The fact that Corman hailed from a different world, a more real world that the studio heads preferred to be insulated from, also influenced his productions. Corman knew how to get the audience in and perhaps it was a combination of these that prompted to him to not only invest in new themes but also new talent. It was Corman who made the first of the biker films The Wild Angels (1966) with Peter Fonda and Nancy Sinatra and also initiated the ticket paying public into the psychedelic films of the 1960s with The Trip (1967) which was written by Jack Nicholson.
What separated Corman from the rest was his faith in the people he hired. He rarely interfered as long as they followed the rules, which, depending on where you viewed them from could be blasé or filmmaking 101. When Corman gave Scorsese Boxcar Bertha (1972) to direct he told him, “Rewrite as much as you want, but remember Marty, you must have some nudity every 15 pages.”
Unlike other indie producers, Corman understood the need to be different from the studios while making films. After all if he wanted to make studio films why wouldn’t he? He placed a great deal of value on being different, looking different and sounding different from the mainstream.
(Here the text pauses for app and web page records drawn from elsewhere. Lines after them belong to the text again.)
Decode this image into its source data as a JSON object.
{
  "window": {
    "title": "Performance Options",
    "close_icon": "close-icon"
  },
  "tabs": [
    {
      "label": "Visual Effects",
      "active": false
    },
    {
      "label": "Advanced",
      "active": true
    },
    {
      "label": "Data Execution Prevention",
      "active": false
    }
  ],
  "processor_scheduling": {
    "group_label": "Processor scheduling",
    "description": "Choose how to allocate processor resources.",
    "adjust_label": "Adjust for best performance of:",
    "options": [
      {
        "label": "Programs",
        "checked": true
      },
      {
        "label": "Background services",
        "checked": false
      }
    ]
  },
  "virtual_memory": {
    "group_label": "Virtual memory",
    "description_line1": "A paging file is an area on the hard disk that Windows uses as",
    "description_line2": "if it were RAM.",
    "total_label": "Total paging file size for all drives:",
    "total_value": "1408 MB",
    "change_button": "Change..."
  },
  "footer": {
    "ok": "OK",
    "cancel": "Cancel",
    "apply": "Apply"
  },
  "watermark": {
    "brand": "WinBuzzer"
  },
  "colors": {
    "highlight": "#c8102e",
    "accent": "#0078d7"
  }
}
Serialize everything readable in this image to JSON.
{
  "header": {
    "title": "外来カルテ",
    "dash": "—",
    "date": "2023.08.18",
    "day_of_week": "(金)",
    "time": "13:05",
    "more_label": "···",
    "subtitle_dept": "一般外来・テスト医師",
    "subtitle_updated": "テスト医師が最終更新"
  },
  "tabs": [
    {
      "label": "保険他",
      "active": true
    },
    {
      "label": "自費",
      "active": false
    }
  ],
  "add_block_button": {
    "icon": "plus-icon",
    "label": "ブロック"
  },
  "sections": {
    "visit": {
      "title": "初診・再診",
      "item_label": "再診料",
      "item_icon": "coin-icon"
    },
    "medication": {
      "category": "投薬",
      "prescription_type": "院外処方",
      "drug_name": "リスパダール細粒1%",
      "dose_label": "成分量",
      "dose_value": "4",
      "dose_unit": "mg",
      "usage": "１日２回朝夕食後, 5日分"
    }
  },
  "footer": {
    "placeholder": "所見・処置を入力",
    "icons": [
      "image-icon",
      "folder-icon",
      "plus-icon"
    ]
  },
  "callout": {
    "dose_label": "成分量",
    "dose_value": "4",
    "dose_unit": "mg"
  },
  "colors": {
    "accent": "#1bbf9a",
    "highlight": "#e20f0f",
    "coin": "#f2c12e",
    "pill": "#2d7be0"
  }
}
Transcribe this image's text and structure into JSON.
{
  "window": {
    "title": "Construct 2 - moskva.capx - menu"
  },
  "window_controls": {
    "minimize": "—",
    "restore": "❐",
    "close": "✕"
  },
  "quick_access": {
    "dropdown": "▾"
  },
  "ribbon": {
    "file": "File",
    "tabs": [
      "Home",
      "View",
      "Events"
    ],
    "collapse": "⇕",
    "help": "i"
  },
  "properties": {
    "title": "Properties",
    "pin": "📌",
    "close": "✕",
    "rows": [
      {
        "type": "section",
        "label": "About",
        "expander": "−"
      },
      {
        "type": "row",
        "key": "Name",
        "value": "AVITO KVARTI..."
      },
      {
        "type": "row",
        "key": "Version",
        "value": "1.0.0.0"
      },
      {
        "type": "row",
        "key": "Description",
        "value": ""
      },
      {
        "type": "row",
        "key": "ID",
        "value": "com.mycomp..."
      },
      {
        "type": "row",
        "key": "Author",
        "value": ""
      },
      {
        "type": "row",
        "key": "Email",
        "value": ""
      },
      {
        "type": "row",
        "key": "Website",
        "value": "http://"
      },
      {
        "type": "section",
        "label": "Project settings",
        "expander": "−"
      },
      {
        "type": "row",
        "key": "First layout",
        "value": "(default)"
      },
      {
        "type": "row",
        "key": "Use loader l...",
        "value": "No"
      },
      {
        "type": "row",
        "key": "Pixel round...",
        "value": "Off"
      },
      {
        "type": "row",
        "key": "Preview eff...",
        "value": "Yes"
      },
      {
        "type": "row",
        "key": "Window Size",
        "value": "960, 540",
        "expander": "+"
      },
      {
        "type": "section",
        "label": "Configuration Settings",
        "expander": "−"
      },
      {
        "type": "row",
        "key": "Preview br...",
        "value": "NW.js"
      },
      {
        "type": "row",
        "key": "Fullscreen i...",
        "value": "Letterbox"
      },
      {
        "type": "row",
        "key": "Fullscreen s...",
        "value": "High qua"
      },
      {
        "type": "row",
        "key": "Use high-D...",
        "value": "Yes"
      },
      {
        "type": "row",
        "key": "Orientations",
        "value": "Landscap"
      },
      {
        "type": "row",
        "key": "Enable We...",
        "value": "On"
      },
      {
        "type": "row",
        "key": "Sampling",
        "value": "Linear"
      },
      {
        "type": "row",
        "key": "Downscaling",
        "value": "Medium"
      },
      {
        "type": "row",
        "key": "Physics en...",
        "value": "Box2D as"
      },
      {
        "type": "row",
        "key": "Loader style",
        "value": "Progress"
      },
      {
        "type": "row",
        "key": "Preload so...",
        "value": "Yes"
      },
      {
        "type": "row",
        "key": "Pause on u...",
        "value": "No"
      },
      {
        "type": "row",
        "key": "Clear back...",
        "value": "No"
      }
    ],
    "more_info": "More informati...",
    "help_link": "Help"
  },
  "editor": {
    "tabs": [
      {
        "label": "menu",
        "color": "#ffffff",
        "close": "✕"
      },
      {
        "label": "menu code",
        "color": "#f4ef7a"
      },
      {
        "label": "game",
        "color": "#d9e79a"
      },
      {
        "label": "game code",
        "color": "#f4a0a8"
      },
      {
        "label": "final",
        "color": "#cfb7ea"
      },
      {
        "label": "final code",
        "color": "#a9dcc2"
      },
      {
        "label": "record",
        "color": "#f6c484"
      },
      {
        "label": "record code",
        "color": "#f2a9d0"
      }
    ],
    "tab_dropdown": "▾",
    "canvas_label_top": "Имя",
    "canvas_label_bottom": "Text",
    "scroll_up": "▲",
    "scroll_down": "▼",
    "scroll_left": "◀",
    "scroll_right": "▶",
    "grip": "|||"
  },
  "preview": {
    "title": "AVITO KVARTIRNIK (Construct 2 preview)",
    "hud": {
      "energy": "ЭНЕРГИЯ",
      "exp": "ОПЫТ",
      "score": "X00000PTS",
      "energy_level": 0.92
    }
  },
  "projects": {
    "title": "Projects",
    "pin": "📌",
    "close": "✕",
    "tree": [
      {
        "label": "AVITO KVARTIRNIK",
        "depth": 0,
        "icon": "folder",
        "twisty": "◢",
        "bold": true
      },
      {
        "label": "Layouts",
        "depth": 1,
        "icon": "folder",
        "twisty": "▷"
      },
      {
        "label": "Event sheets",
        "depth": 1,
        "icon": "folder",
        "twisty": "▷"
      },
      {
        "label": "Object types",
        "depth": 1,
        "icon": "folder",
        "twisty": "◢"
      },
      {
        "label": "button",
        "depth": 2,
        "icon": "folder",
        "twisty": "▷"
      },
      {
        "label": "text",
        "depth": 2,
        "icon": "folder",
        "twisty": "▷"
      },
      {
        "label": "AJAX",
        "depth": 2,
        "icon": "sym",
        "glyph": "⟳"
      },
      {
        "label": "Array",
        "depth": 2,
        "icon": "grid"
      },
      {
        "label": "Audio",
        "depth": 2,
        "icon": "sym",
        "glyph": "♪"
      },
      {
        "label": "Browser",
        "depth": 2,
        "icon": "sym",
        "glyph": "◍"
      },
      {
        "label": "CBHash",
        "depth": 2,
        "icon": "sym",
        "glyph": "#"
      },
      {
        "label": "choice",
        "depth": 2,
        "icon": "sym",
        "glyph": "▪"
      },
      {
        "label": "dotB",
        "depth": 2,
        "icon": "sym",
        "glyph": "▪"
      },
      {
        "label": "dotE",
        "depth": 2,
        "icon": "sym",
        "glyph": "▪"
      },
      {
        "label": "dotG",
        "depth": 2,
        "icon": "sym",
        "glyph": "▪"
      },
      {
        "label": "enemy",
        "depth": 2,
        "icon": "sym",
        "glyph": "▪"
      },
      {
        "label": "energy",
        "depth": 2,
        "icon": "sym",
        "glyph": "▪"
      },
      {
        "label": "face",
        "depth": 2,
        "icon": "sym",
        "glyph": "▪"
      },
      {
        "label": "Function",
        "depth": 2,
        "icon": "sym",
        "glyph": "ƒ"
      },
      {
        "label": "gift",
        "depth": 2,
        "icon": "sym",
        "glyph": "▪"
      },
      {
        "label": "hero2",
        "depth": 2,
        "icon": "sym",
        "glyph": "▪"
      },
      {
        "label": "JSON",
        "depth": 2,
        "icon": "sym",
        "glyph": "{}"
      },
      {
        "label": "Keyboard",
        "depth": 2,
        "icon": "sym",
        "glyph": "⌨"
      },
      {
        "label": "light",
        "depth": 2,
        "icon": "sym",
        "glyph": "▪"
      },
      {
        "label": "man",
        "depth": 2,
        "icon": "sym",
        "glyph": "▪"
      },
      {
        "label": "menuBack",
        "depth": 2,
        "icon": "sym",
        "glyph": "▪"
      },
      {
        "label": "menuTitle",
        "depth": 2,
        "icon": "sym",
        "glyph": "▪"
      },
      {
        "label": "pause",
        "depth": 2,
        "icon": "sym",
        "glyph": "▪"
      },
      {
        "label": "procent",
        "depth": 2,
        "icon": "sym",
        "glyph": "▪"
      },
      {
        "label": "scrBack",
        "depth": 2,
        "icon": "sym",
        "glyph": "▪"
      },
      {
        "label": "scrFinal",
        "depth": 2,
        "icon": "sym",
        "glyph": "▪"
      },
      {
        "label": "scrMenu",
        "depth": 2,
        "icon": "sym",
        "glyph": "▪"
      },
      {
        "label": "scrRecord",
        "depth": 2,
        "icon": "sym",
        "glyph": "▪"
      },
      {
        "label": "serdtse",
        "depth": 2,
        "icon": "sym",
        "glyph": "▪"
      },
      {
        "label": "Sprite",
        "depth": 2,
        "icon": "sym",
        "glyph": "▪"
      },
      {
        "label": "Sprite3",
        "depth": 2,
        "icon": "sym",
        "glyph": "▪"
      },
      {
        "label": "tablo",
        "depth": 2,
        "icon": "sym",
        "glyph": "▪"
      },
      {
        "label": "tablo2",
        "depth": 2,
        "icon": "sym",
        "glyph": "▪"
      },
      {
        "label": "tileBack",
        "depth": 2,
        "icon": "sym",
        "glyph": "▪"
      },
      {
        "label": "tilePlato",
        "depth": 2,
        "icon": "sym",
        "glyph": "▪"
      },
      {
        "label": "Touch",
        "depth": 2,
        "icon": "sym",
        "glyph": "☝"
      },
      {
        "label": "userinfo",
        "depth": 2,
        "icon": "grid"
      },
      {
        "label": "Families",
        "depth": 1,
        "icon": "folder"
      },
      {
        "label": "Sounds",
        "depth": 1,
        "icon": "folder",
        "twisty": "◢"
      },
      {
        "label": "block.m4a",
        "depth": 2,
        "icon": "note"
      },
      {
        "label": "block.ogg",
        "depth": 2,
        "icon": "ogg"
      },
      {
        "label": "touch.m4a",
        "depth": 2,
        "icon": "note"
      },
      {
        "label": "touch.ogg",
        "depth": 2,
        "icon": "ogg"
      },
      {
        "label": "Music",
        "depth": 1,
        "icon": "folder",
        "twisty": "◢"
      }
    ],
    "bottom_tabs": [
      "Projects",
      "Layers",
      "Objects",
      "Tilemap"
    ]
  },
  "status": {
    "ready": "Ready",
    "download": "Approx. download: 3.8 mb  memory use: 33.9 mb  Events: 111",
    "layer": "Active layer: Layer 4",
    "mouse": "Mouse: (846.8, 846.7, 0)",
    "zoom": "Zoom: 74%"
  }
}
It is this trait that rubbed off on the talent he spotted and New Hollywood (Coppola, Bogdonovich, Scorsese, Steven Spielberg, Towne, George Lucas, etc.) never forgot it.
Closer home one could see an affinity between Corman and Ram Gopal Varma, someone who nurtured a vast pool of talent but along the way fostered filmmakers whose independent voice echoed his own. Varma was one of the first filmmakers that bridged the gap between the Hindi and Telugu film industry at a basic level. Even though there was an exchange of talent between the two cinemas, the character actors from the south never got the same exposure as the leads and it was RGV who changed this.
But while working for Varma, directors and writers couldn’t get the freedom that a Corman would offer and the best example can be seen in the form of writer Jaideep Sahni or director Shimit Amin. The inability to make something beyond a Jungle (2000) or a Company (2002) at RGV’s for a writer who had a Khosla Ka Ghosla (2006) and a Bunty Aur Babli (2005) to offer, saw Sahni move on.
Similarly it’s implausible to think RGV would put his money on something like a Chak De India! (2007) or a Rocket Singh: Salesman of the Year (2009) the films that Amin made after Ab Tak Chappan (2004).
There’s more to Roger Corman than being the iconic B-Movie producer. Besides giving some of the biggest names in Hollywood their first break, six of whom have won the Academy Award for Best Director, Corman was not only the moving force behind some of the greatest cult classics of the 1970s – Death Race 2000, Children of the Corn – but he's also single-handedly responsible for bringing the works of Ingmar Bergman, Francois Truffaut, Akira Kurosawa and Federico Fellini to mass audiences in the US.
He enjoyed art-house films and knew that there would be an audience for them amongst the masses and his company distributed them across American drive-ins. Like the filmmakers he inspired, Corman’s art-house distribution blazed the path for Miramax and other independent companies in the 1980s and 1990s.